Ben Watt Presents...Buzzin’ Fly Volume 3
t’s easy to look at Ben Watt’s production style on Everything But the Girl’s Temperamental or Walking Wounded and declare them one-offs in light of their back catalogue of acoustic pop. Yet a single look at Watt’s Buzzin’ Fly label—which has been putting out laudable house and dance music in addition to drum ‘n’ bass and indie—is enough to rebuke that claim. Since 2002, Watt has helmed the imprint and put out only a few releases, but has staged a series of successful live shows and DJ sets. Thus, these Buzzin’ Fly compilations serve two purposes: to exhibit the immense talent on his label and to offer a chance for fans to gain a taste of the Watt live experience. On this third compilation, Watt does both once again.
The first Buzzin’ Fly was a subtle affair and a careless ear wouldn’t have detected anything but slightly different products from the same 808 machines. But the addition of Terrence Trent D’Arby on “A Stronger Man” and the remix of Low’s “Tonight” presented unexpected (but welcomed) breaks from the constant meter and melody by using voices backed by strong personalities. The second Buzzin’ Fly was even subtler but still flexed its motley muscles by adding a touch of electro. While not as acute of a change compared to the first volume, it was a more effective one because it ran throughout the compilation.
Volume 3 lies somewhere between the first two mixes. After a brief intro, “Old Soul” properly begins the compilation. Backed mostly by subtle, pitch shifting bells, Baby Blak utters lines with an unvarnished cool, his cadence turning a possibly prosaic performance into street poetry. From there Watt delves further into house as “Gazebo” feeds off Blak’s echoes and steadily increases the weight and speed.
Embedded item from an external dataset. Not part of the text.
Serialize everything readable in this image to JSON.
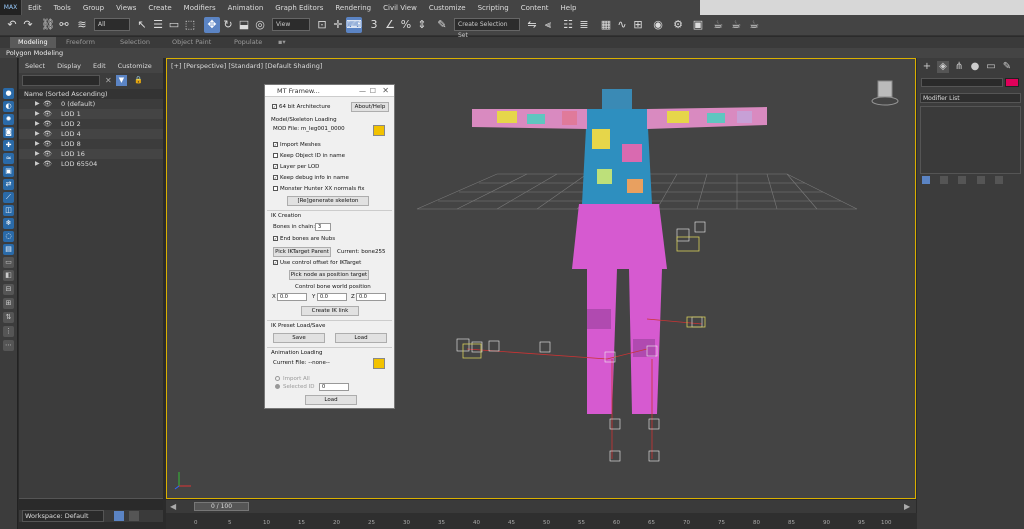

The Manoo and Francois A mix of “Clear Sky” gets even more aggressive, and soon enough, the niceness of “Old Soul” seems lost in the shuffle as “Lose Control” takes over. In other words, this is where the M.O. of Buzzin’ Fly Volume 1 ends. Like Terrence Trent D’Arby’s performance on the first comp, Baby Blak offers an emotional frame, but his placement in the beginning rather than the middle or end means that it lingers longer.
The Timewriter remix of “I Love Deep” cuts the monotonous route the songs could have taken by introducing breakbeats, while “San Fernando Road” is even more scaled back. Beginning with “Metamotional,” Watt starts to stir the pot by veering even further towards the progressive vein by using unorthodox samples like cowbells and hi-hats on “Insomnia.” From here on in Watt follows the template Buzzin’ Fly Volume 2 by shifting influences and doing so more aggressively. “Square Back,” the two mixes of “So Far Back,” and even “One Week in Cuba” approach shades of microhouse and create a surprisingly ambient outro sequence.
I will admit that listening to Watt’s compilations felt a little strange since he practically locked himself into a single genre, but it’s obviously still that Ben Watt from EBTG. His Buzzin’ Fly series won’t raise any eyebrows elicit any gasps, but a good mix doesn’t necessarily have to. Instead, we get what any good mix should give us: a starting point to seek out other artists and anticipation for the next volume in the series.
Reviewed by: Ayo Jegede
Reviewed on: 2006-07-07